> ASSIGNMENT
Retyping all the entries exactly is the whole task.

> GIVEN RECORDS
<<<<

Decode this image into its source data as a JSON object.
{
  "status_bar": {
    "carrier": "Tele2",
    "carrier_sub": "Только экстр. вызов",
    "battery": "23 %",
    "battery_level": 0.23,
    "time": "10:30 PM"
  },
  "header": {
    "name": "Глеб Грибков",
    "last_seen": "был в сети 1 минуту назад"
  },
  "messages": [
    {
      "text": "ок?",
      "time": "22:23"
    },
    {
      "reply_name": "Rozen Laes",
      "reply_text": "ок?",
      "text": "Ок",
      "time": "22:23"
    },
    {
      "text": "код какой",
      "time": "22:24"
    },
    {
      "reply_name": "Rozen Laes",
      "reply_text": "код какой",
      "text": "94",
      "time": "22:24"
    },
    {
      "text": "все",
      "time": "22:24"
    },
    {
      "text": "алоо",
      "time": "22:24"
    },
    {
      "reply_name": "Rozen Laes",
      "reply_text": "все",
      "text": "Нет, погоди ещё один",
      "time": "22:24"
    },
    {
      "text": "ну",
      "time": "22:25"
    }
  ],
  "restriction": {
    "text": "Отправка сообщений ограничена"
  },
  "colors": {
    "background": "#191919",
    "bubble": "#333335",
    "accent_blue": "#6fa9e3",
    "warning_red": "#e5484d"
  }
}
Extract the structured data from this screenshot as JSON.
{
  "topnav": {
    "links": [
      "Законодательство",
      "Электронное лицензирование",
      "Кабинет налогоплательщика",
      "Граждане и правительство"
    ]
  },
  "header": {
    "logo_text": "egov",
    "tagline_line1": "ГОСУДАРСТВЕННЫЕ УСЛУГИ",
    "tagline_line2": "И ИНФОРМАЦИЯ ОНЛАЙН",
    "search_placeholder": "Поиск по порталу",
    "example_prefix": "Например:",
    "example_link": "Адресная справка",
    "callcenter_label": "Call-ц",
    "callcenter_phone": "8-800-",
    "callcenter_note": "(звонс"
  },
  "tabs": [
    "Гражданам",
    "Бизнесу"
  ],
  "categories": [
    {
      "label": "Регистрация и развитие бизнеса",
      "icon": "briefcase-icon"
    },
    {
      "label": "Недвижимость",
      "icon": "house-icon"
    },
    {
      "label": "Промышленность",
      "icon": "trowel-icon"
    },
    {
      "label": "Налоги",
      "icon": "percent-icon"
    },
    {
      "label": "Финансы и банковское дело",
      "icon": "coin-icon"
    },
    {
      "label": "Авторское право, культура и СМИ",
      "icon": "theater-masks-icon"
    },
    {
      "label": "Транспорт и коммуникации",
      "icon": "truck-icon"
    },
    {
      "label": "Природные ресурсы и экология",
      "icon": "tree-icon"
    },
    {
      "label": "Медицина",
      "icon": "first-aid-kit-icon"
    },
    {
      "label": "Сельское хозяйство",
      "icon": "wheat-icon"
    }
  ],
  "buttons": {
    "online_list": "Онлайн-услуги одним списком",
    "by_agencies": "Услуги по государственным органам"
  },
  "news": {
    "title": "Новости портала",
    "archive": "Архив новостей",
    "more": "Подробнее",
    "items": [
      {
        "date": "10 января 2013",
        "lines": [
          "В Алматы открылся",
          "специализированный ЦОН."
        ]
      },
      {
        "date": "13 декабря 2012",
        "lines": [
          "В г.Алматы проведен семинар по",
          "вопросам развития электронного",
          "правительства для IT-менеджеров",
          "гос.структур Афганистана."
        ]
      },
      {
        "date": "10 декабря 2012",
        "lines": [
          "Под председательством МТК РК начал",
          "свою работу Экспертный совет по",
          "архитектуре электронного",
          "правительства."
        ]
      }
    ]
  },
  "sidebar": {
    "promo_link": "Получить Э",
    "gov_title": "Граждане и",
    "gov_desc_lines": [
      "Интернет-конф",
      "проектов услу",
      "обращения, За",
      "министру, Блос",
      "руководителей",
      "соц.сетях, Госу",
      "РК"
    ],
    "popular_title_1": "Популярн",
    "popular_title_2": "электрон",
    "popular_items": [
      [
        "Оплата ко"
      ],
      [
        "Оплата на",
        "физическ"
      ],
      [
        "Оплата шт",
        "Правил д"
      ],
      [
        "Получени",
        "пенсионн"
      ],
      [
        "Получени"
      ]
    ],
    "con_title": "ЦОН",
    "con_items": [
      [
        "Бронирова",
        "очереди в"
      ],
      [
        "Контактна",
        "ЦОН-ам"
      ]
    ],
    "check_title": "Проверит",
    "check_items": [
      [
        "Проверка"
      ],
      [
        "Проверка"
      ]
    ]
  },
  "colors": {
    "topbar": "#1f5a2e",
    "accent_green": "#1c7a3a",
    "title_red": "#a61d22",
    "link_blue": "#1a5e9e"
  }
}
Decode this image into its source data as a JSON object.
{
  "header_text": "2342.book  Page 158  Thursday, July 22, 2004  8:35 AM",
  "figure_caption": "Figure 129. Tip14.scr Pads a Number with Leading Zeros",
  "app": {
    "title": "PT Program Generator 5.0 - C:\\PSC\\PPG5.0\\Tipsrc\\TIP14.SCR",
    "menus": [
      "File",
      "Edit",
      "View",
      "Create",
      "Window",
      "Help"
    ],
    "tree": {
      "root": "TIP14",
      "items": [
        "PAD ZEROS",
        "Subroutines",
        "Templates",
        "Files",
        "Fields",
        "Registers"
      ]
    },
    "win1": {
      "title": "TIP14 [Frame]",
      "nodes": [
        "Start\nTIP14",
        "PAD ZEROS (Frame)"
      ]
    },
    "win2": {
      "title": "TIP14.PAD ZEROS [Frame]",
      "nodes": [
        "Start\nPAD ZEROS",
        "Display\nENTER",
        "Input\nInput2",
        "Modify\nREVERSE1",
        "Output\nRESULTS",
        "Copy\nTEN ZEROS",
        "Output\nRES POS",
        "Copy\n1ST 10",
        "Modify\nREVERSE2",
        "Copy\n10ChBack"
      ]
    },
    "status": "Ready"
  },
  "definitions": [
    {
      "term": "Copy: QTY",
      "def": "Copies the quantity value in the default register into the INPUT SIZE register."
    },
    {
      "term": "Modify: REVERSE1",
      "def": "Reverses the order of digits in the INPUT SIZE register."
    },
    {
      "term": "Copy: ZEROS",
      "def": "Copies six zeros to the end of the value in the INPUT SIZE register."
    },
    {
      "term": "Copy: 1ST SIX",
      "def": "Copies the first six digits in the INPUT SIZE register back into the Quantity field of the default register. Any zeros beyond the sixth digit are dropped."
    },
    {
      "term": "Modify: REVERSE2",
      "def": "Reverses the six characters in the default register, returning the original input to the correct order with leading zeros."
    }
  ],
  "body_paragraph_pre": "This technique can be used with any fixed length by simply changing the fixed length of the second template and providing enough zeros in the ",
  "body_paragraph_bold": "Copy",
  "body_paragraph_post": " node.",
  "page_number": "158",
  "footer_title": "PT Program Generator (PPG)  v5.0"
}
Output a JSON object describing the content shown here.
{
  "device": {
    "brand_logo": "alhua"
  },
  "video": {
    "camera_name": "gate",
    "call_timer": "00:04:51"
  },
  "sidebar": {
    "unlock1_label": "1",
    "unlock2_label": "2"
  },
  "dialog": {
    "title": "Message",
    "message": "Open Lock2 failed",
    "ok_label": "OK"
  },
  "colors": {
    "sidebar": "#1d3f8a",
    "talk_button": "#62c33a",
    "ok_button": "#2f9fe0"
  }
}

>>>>

> WRITTEN SOLUTION
Decode this image into its source data as a JSON object.
{
  "status_bar": {
    "carrier": "Tele2",
    "carrier_sub": "Только экстр. вызов",
    "battery": "23 %",
    "battery_level": 0.23,
    "time": "10:30 PM"
  },
  "header": {
    "name": "Глеб Грибков",
    "last_seen": "был в сети 1 минуту назад"
  },
  "messages": [
    {
      "text": "ок?",
      "time": "22:23"
    },
    {
      "reply_name": "Rozen Laes",
      "reply_text": "ок?",
      "text": "Ок",
      "time": "22:23"
    },
    {
      "text": "код какой",
      "time": "22:24"
    },
    {
      "reply_name": "Rozen Laes",
      "reply_text": "код какой",
      "text": "94",
      "time": "22:24"
    },
    {
      "text": "все",
      "time": "22:24"
    },
    {
      "text": "алоо",
      "time": "22:24"
    },
    {
      "reply_name": "Rozen Laes",
      "reply_text": "все",
      "text": "Нет, погоди ещё один",
      "time": "22:24"
    },
    {
      "text": "ну",
      "time": "22:25"
    }
  ],
  "restriction": {
    "text": "Отправка сообщений ограничена"
  },
  "colors": {
    "background": "#191919",
    "bubble": "#333335",
    "accent_blue": "#6fa9e3",
    "warning_red": "#e5484d"
  }
}
Extract the structured data from this screenshot as JSON.
{
  "topnav": {
    "links": [
      "Законодательство",
      "Электронное лицензирование",
      "Кабинет налогоплательщика",
      "Граждане и правительство"
    ]
  },
  "header": {
    "logo_text": "egov",
    "tagline_line1": "ГОСУДАРСТВЕННЫЕ УСЛУГИ",
    "tagline_line2": "И ИНФОРМАЦИЯ ОНЛАЙН",
    "search_placeholder": "Поиск по порталу",
    "example_prefix": "Например:",
    "example_link": "Адресная справка",
    "callcenter_label": "Call-ц",
    "callcenter_phone": "8-800-",
    "callcenter_note": "(звонс"
  },
  "tabs": [
    "Гражданам",
    "Бизнесу"
  ],
  "categories": [
    {
      "label": "Регистрация и развитие бизнеса",
      "icon": "briefcase-icon"
    },
    {
      "label": "Недвижимость",
      "icon": "house-icon"
    },
    {
      "label": "Промышленность",
      "icon": "trowel-icon"
    },
    {
      "label": "Налоги",
      "icon": "percent-icon"
    },
    {
      "label": "Финансы и банковское дело",
      "icon": "coin-icon"
    },
    {
      "label": "Авторское право, культура и СМИ",
      "icon": "theater-masks-icon"
    },
    {
      "label": "Транспорт и коммуникации",
      "icon": "truck-icon"
    },
    {
      "label": "Природные ресурсы и экология",
      "icon": "tree-icon"
    },
    {
      "label": "Медицина",
      "icon": "first-aid-kit-icon"
    },
    {
      "label": "Сельское хозяйство",
      "icon": "wheat-icon"
    }
  ],
  "buttons": {
    "online_list": "Онлайн-услуги одним списком",
    "by_agencies": "Услуги по государственным органам"
  },
  "news": {
    "title": "Новости портала",
    "archive": "Архив новостей",
    "more": "Подробнее",
    "items": [
      {
        "date": "10 января 2013",
        "lines": [
          "В Алматы открылся",
          "специализированный ЦОН."
        ]
      },
      {
        "date": "13 декабря 2012",
        "lines": [
          "В г.Алматы проведен семинар по",
          "вопросам развития электронного",
          "правительства для IT-менеджеров",
          "гос.структур Афганистана."
        ]
      },
      {
        "date": "10 декабря 2012",
        "lines": [
          "Под председательством МТК РК начал",
          "свою работу Экспертный совет по",
          "архитектуре электронного",
          "правительства."
        ]
      }
    ]
  },
  "sidebar": {
    "promo_link": "Получить Э",
    "gov_title": "Граждане и",
    "gov_desc_lines": [
      "Интернет-конф",
      "проектов услу",
      "обращения, За",
      "министру, Блос",
      "руководителей",
      "соц.сетях, Госу",
      "РК"
    ],
    "popular_title_1": "Популярн",
    "popular_title_2": "электрон",
    "popular_items": [
      [
        "Оплата ко"
      ],
      [
        "Оплата на",
        "физическ"
      ],
      [
        "Оплата шт",
        "Правил д"
      ],
      [
        "Получени",
        "пенсионн"
      ],
      [
        "Получени"
      ]
    ],
    "con_title": "ЦОН",
    "con_items": [
      [
        "Бронирова",
        "очереди в"
      ],
      [
        "Контактна",
        "ЦОН-ам"
      ]
    ],
    "check_title": "Проверит",
    "check_items": [
      [
        "Проверка"
      ],
      [
        "Проверка"
      ]
    ]
  },
  "colors": {
    "topbar": "#1f5a2e",
    "accent_green": "#1c7a3a",
    "title_red": "#a61d22",
    "link_blue": "#1a5e9e"
  }
}
Decode this image into its source data as a JSON object.
{
  "header_text": "2342.book  Page 158  Thursday, July 22, 2004  8:35 AM",
  "figure_caption": "Figure 129. Tip14.scr Pads a Number with Leading Zeros",
  "app": {
    "title": "PT Program Generator 5.0 - C:\\PSC\\PPG5.0\\Tipsrc\\TIP14.SCR",
    "menus": [
      "File",
      "Edit",
      "View",
      "Create",
      "Window",
      "Help"
    ],
    "tree": {
      "root": "TIP14",
      "items": [
        "PAD ZEROS",
        "Subroutines",
        "Templates",
        "Files",
        "Fields",
        "Registers"
      ]
    },
    "win1": {
      "title": "TIP14 [Frame]",
      "nodes": [
        "Start\nTIP14",
        "PAD ZEROS (Frame)"
      ]
    },
    "win2": {
      "title": "TIP14.PAD ZEROS [Frame]",
      "nodes": [
        "Start\nPAD ZEROS",
        "Display\nENTER",
        "Input\nInput2",
        "Modify\nREVERSE1",
        "Output\nRESULTS",
        "Copy\nTEN ZEROS",
        "Output\nRES POS",
        "Copy\n1ST 10",
        "Modify\nREVERSE2",
        "Copy\n10ChBack"
      ]
    },
    "status": "Ready"
  },
  "definitions": [
    {
      "term": "Copy: QTY",
      "def": "Copies the quantity value in the default register into the INPUT SIZE register."
    },
    {
      "term": "Modify: REVERSE1",
      "def": "Reverses the order of digits in the INPUT SIZE register."
    },
    {
      "term": "Copy: ZEROS",
      "def": "Copies six zeros to the end of the value in the INPUT SIZE register."
    },
    {
      "term": "Copy: 1ST SIX",
      "def": "Copies the first six digits in the INPUT SIZE register back into the Quantity field of the default register. Any zeros beyond the sixth digit are dropped."
    },
    {
      "term": "Modify: REVERSE2",
      "def": "Reverses the six characters in the default register, returning the original input to the correct order with leading zeros."
    }
  ],
  "body_paragraph_pre": "This technique can be used with any fixed length by simply changing the fixed length of the second template and providing enough zeros in the ",
  "body_paragraph_bold": "Copy",
  "body_paragraph_post": " node.",
  "page_number": "158",
  "footer_title": "PT Program Generator (PPG)  v5.0"
}
Output a JSON object describing the content shown here.
{
  "device": {
    "brand_logo": "alhua"
  },
  "video": {
    "camera_name": "gate",
    "call_timer": "00:04:51"
  },
  "sidebar": {
    "unlock1_label": "1",
    "unlock2_label": "2"
  },
  "dialog": {
    "title": "Message",
    "message": "Open Lock2 failed",
    "ok_label": "OK"
  },
  "colors": {
    "sidebar": "#1d3f8a",
    "talk_button": "#62c33a",
    "ok_button": "#2f9fe0"
  }
}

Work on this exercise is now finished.